Your instructions: Whenever the string "Rechercher" turns up in a line below, that line should be copied.

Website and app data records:
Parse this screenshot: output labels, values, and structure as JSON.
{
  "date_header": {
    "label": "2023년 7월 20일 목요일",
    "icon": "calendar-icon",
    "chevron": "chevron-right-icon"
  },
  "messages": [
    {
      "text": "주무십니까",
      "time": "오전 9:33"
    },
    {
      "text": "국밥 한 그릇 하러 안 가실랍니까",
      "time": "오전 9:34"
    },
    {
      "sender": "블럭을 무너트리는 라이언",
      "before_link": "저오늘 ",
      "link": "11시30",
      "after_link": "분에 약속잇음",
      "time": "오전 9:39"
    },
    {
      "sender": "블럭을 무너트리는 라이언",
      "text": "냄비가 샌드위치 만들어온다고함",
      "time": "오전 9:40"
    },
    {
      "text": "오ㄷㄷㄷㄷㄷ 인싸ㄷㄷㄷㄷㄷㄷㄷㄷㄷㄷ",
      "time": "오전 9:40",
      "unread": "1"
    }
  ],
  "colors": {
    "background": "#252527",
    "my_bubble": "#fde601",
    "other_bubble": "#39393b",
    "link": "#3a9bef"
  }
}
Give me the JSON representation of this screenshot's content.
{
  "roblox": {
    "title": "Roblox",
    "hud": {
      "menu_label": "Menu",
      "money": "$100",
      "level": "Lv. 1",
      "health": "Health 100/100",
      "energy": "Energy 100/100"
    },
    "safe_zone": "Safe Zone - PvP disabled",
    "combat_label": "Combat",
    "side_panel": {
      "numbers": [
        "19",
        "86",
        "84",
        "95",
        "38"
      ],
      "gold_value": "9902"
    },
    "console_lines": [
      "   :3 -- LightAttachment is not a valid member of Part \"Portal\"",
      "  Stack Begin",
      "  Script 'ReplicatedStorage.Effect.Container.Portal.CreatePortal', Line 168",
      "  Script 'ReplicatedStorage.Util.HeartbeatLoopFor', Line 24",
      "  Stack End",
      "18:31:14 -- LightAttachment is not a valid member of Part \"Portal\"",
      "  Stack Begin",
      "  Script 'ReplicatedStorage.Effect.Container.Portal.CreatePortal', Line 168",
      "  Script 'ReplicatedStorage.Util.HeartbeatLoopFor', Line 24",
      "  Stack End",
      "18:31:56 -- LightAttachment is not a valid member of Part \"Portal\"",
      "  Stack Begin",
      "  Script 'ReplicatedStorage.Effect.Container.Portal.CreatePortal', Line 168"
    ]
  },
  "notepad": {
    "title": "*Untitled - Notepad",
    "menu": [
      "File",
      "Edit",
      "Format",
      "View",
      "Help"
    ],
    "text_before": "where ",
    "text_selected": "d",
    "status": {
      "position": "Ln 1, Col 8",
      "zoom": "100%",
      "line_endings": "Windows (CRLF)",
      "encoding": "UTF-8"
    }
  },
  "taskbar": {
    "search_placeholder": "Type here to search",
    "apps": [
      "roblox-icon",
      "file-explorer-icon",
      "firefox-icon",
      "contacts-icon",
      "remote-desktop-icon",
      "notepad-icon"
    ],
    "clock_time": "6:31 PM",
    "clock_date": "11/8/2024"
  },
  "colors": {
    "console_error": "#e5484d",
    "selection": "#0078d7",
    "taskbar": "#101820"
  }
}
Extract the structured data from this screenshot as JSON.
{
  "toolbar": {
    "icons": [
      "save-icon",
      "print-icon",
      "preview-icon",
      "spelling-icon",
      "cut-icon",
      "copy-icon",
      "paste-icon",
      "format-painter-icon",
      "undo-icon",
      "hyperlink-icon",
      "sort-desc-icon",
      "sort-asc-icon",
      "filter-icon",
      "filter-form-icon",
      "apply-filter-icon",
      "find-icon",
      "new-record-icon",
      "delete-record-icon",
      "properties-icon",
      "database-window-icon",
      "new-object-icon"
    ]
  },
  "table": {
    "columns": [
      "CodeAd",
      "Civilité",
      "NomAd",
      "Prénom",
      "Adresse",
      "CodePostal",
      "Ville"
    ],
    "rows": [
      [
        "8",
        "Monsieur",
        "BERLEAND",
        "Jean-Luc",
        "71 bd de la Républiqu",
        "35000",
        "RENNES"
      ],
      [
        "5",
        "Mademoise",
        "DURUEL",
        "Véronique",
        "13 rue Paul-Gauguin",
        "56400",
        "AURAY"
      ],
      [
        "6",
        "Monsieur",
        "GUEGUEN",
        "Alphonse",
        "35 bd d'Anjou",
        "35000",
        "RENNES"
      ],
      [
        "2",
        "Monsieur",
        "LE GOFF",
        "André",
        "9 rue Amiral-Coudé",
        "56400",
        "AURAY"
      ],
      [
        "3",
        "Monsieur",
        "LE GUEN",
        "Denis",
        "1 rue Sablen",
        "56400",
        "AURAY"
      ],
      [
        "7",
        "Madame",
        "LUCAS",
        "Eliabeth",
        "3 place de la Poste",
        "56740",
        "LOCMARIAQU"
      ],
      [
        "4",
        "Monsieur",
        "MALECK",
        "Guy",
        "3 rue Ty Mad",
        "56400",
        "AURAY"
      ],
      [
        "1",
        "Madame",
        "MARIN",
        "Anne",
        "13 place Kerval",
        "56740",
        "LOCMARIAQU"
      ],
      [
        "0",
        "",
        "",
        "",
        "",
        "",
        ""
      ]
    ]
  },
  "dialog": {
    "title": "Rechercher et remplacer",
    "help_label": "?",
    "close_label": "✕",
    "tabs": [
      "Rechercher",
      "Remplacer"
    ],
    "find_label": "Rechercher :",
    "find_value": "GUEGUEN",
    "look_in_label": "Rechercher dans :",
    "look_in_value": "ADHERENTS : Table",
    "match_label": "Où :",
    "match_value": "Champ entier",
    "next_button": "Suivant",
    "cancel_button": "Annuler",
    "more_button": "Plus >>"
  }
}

Expected answer:
    "title": "Rechercher et remplacer",
      "Rechercher",
    "find_label": "Rechercher :",
    "look_in_label": "Rechercher dans :",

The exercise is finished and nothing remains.